It seems strange, passing through these old grim storied lands to come upon Chateau Tongariro, set like a white jewel against the blue shoulder of snowy-crowned Ruapehu. Here, four thousand feet above sea-level, in the barbarically-beautiful setting of this upland country of jade and silver lake waters, of snow and tussock and mighty mountains, you may enjoy all the amenities of modern civilised life. Here is central heating, electricity, telephones, hot and cold running water, facilities to enjoy every sport from golf to deerstalking. Here you may dine to the music of a Continental orchestra, and dance upon a modern ballroom floor while the mountains gleam beyond the windows in cold white splendour in the starlight.
Here, when the snow lies upon the ground, the scene takes on the fantastic beauty of a Swiss setting. The crisp blue shadows cross the white levels, the trees bear a brilliant frosting; up the blue snow tracks to the ski-ing grounds go a procession of picturesque trousered figures with pointed skis over shoulders. Here, upon the sacred slopes where the high priest Ngatoro-i-Rangi and his vassals once trod, is an alpine playground, ringing with gaiety and laughter, bright with the contrast of sunshine on dazzling snow and the deep over-arching blue of the mountain skies. It is the most exhilarating sport in the world, this, the singing whisper of the steeltipped skis upon the hard-packed snow, the wild rush of the clear cold air, the flurry of snow particles and the flicker of the white slopes leaping past. To jump is the most exciting of all … the first swift rush, and the soaring, the dropping down like a bird with folded wings to the blue-scored white field so far below is as near as a human being can come to unaided flying.

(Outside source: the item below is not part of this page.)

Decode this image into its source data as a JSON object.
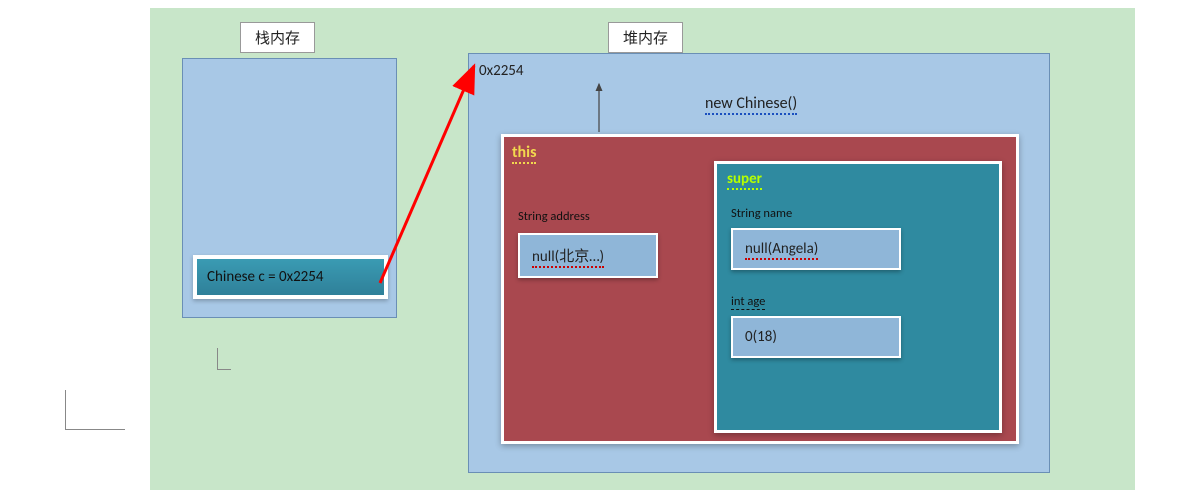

Perhaps you may hear the ghostsound of Te Kooti's bugle floating faint and far through the evening air, as that grim old rebel walks his war-trails again, and his warriors take their spears in their right hands and rise from their uneasy graves. Perhaps the highwaymen of Otukou may waylay you; perhaps you may meet the ghost of Taukai and the ghost of his little dog, who slew more than one hundred warriors by the old Poutu outlet, as vengeance for an act of treachery. Perhaps you may hear the straining breaths and the stumbling footfalls of Tamatea and his despairing men.
It is a colourful pageant of phantom figures that marches over these upland trails. Sleep on, Roto-a-Ira, in your opal-set loveliness between the mountain lovers of old. The roads may skirt your shores, and the pakeha tourist pass you by, but he will never penetrate your ageold mystery and loneliness.page 56